Mwiti’s wife of 10 years, Joan Bahati, left with their six children about eight months ago to join the Good News International Church led by its cultic leader, pastor Paul Mackenzie.

Bahati was also expectant with their seventh child.

Mr Mwiti said when he first met Bahati, she was a loving and humble woman who never raised her voice against him.

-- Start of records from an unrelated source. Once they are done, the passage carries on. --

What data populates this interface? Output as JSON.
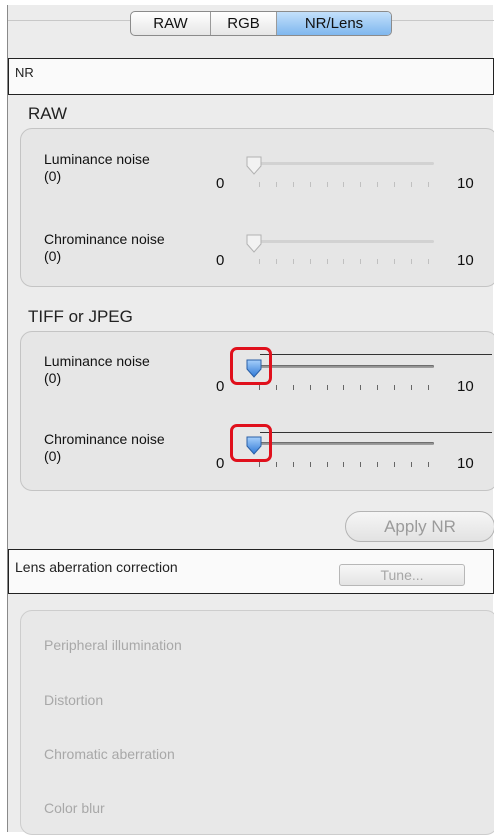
{
  "tabs": [
    "RAW",
    "RGB",
    "NR/Lens"
  ],
  "nr_header": "NR",
  "raw": {
    "title": "RAW",
    "luminance": {
      "label": "Luminance noise",
      "value": "(0)",
      "min": "0",
      "max": "10",
      "level": 0
    },
    "chrominance": {
      "label": "Chrominance noise",
      "value": "(0)",
      "min": "0",
      "max": "10",
      "level": 0
    }
  },
  "tiff": {
    "title": "TIFF or JPEG",
    "luminance": {
      "label": "Luminance noise",
      "value": "(0)",
      "min": "0",
      "max": "10",
      "level": 0
    },
    "chrominance": {
      "label": "Chrominance noise",
      "value": "(0)",
      "min": "0",
      "max": "10",
      "level": 0
    }
  },
  "apply_label": "Apply NR",
  "lens": {
    "header": "Lens aberration correction",
    "tune_label": "Tune...",
    "items": [
      "Peripheral illumination",
      "Distortion",
      "Chromatic aberration",
      "Color blur"
    ]
  },
  "colors": {
    "active_tab": "#8cc0f0",
    "highlight": "#e0101c",
    "knob_active": "#4a8fe0"
  },
  "icons": {
    "slider_knob": "slider-knob-icon"
  }
}
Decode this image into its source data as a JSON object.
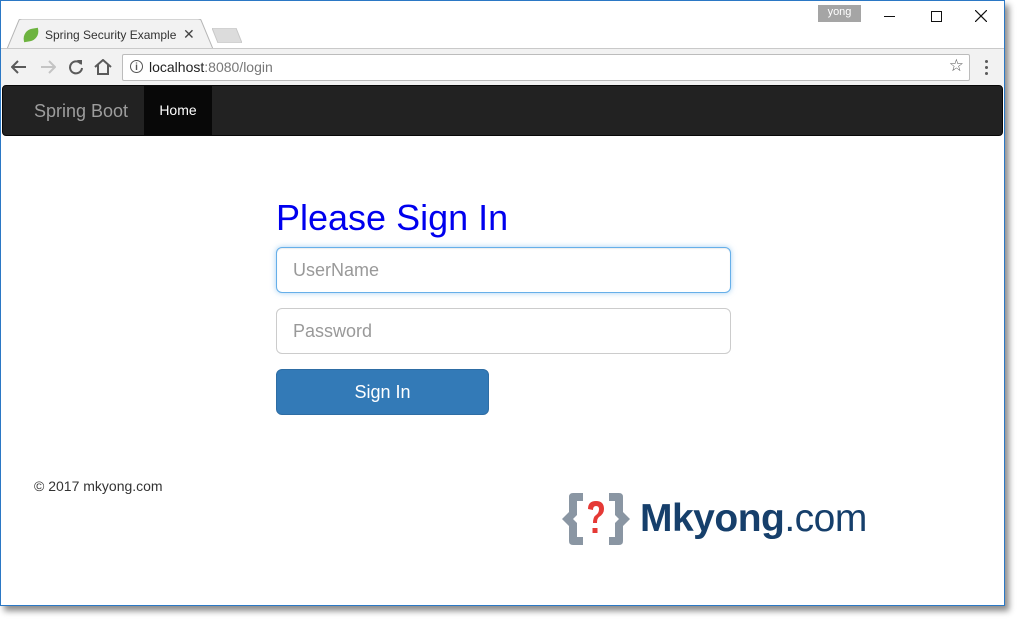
{
  "browser": {
    "tab_title": "Spring Security Example",
    "profile_name": "yong",
    "url_host": "localhost",
    "url_rest": ":8080/login"
  },
  "icons": {
    "back": "arrow-left",
    "forward": "arrow-right",
    "reload": "reload",
    "home": "home",
    "info": "info",
    "bookmark": "star",
    "menu": "vertical-dots",
    "minimize": "minimize",
    "maximize": "maximize",
    "close": "close"
  },
  "navbar": {
    "brand": "Spring Boot",
    "items": [
      {
        "label": "Home",
        "active": true
      }
    ]
  },
  "login": {
    "heading": "Please Sign In",
    "username_placeholder": "UserName",
    "username_value": "",
    "password_placeholder": "Password",
    "password_value": "",
    "submit_label": "Sign In"
  },
  "footer": {
    "copyright": "© 2017 mkyong.com"
  },
  "logo": {
    "name": "Mkyong",
    "domain": ".com"
  },
  "colors": {
    "heading": "#0000ee",
    "primary": "#337ab7",
    "navbar": "#222222",
    "logo_text": "#163f6b",
    "logo_accent": "#e53935",
    "logo_bracket": "#8a96a3"
  }
}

But that changed when she started watching Paul Mackenzie’s sermons on his TV channel.

For the past seven years, Mwiti said they had been experiencing marital difficulties as Bahati became radicalized and opposed healthcare, family planning and education for their children.

Mwiti said in October 2022, Bahati left with their three girls and three boys, aged between one and nine, saying they were going to meet Jesus in ‘Bethlehem’, referring to the 800-acre woodland, where authorities continue to exhume bodies of victims of the Christian starvation cult.

“I used to take children to hospital and school because she said they were taught these things are earthly and they should shun them. When I washed their uniforms she would never touch them,” Mwiti told reporters.

“I decided to resist because of the children since I knew they were going to suffer if I let them go,” Mwiti said.

He said his efforts to stop Bahati from leaving were futile. He resorted to sending her money for food.

“The last time we spoke was a month ago and she told me that they were okay and waiting to meet Jesus and from that day her mobile phone went off and I have never heard from her again,” said Mwiti.

When Bahati’s phone went off, Mwiti suspected something was not right and went to Shakahola to try and find his wife.

Together with a group of friends, Mwiti said they faced a hostile gang that prohibited anybody who was not a member of the church from accessing the area.

We always heard that people were starving to death and were being buried inside there so I got worried and many times I tried to get access there to look for my family but the hired goons were very hostile and I only kept hoping my wife and children will come back home but now I have little hope that they are alive,” he narrated.

Mwiti said he managed to gain access to ‘Bethlehem’ and even confronted pastor Paul Mackenzie.

“I took five of my friends and we stormed the forest. We were almost killed but we managed to get to ‘Bethlehem’ and I met Mackenzie. I asked him where my family was but he did not give me satisfactory answers. I was told they were somewhere deeper in the forest, but I could not get there. At his place, I saw about 100 people, most of them children and women,” Mwiti said.

His worst fears were confirmed when Mackenzie was arrested on April 14. Mwiti approached survivors and showed them photos of his children and wife.

“I was told my children must have died sometime in November, and my wife a month ago when her phone went off. As for the newborn baby, he was breastfed for a day and then suffocated. They said he had ascended to heaven and that they would meet him there,” said Mwiti.

The distraught man now awaits the process of identifying the bodies which is likely to take some time. On Wednesday, the number of victims linked to the starvation cult climbed to 95.

Another 311 people, including 150 minors, had been reported missing to Red Cross support staff in Malindi.

If it turns out that my family was wiped out, I don’t know where to start. I will have to get another wife and start a new family,” Mwiti said.